There has been much made of the differences between managers Bill Virdon and Dallas Green. Virdon, the Astros' skipper, has been characterized as a "Mr. Peepers," a guy who wouldn't say ouch if you stepped on his toes. Green, on the other hand, has been called the "Green Giant," a big man at 6-5 who is quick with words. Virdon goes about his business almost unnoticed. He speaks very softly, almost as though he was afraid to say something that might offend somebody. He'll never put the finger on any of his players. Green, however, has been getting all kinds of publicity, not only in Philadelphia, but also in other major league cities for his outspoken ways. He has publicly rapped his players and his players have publicly rapped him. Wasn't it Bake McBride who said if Green comes back next year, he wants out? Funny thing – Green could be a strong candidate for manager of the year honors. The one thing that I admired about Green was his no-nonsense approach. Don't forget, he wasn't managing the most personable team in the majors. "I do things my way," he said a thousand times during the season, "and if they don't like it, it's just too bad." Wasn't Green called in to run a tighter ship in the first place? Danny Ozark couldn't do it, and maybe that's why the Phillies are the way they are in the personality department. Almost zero.

The Weather


In the Lehigh Valley


From the looks of the forecast from the National Weather Service at the Allentown-Bethlehem-Easton Airport, today may be a good day to stay inside and watch the Phillies win the National League pennant. 


Today the high will reach the mid-50s, with partly cloudy skies. -The low will be in the mid-30s tonight. The winds will come from the west-northwest at 15-2C mile per hour gusts. 

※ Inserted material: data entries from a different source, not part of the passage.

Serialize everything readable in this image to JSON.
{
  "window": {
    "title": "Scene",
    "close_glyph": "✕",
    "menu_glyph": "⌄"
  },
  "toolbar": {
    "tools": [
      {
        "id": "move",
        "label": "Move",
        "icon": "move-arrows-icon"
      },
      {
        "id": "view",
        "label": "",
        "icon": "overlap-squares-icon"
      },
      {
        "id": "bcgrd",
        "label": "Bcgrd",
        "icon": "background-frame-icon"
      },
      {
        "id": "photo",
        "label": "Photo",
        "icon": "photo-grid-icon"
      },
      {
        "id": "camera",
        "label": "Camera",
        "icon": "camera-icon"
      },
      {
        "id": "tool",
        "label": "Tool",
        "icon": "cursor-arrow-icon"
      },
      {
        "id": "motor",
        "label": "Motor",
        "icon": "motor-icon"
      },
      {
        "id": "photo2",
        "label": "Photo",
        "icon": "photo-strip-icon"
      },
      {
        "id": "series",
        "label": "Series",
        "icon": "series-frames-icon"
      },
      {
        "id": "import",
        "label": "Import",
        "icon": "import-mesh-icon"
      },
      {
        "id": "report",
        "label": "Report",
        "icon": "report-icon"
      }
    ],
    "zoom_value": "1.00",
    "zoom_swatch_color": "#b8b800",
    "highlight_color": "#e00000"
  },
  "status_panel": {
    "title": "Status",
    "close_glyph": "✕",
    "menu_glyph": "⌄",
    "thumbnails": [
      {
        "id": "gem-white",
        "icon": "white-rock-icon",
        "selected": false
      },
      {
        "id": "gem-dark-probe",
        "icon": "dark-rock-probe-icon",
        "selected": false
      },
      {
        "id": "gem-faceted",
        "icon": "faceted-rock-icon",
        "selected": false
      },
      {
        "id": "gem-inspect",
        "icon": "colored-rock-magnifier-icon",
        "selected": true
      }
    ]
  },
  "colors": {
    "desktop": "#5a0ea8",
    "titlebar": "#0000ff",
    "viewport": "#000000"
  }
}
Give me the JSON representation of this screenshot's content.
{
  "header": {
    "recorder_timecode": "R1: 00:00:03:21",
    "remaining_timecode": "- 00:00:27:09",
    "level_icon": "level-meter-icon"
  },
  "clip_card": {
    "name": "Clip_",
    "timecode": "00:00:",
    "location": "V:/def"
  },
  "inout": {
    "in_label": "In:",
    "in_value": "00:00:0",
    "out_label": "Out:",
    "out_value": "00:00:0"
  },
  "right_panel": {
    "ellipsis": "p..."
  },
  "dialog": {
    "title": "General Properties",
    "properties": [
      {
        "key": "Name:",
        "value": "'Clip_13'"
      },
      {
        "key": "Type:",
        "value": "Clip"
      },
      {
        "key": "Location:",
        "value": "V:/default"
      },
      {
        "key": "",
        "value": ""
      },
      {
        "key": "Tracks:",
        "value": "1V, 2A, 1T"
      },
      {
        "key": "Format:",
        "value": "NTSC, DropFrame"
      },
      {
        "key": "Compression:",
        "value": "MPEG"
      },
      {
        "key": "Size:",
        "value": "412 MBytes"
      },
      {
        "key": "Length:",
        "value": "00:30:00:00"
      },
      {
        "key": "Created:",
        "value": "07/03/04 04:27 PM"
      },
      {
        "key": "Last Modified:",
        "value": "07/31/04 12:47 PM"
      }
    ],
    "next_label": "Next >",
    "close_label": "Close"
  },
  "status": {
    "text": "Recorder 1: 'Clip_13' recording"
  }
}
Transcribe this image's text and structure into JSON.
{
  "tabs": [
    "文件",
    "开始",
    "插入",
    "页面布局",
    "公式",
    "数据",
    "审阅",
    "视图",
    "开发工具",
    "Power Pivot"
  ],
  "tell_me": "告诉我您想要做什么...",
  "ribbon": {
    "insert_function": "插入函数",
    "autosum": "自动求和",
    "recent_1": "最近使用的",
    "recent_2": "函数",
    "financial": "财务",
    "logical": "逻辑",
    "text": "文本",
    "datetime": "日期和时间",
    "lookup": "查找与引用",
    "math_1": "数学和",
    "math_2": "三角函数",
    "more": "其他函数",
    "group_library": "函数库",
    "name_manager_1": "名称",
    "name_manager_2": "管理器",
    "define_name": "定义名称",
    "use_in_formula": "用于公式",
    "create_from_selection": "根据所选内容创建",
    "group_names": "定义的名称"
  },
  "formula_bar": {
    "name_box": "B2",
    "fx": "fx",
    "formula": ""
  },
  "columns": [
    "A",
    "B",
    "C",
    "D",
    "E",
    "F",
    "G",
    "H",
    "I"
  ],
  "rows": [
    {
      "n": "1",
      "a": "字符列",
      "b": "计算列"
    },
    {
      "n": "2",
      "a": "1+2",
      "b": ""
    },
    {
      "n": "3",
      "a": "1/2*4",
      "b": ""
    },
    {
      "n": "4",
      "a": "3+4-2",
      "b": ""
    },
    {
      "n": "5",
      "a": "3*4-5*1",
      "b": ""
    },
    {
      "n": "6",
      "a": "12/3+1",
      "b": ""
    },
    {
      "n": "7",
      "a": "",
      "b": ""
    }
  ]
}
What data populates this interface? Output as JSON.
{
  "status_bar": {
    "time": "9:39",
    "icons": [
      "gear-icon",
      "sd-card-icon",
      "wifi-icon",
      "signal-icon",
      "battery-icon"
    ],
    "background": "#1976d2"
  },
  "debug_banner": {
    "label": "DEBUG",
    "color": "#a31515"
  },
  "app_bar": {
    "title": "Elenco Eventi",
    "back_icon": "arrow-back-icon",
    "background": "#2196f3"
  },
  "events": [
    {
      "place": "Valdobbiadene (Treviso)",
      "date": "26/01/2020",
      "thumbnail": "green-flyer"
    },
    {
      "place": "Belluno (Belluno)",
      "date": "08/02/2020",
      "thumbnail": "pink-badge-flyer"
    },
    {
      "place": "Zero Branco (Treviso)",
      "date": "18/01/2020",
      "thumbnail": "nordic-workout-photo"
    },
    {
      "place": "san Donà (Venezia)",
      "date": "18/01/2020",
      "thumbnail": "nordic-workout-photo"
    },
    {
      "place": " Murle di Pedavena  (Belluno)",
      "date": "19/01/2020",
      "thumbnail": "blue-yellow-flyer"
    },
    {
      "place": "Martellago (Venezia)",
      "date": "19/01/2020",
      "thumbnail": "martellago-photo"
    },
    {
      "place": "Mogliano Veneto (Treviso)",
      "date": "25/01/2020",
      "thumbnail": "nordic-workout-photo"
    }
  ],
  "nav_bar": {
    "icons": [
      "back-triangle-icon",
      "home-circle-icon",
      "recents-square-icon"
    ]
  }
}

Yesterday the wind came from the southwest at an average of 7 m.p.h. with a maximum gust of 14 m.p.h. from the west at 1 p.m. 


The maximum temperature was 67 (19C) at 4:30 p.m. with a low of 54 (12C) at 2 a.m.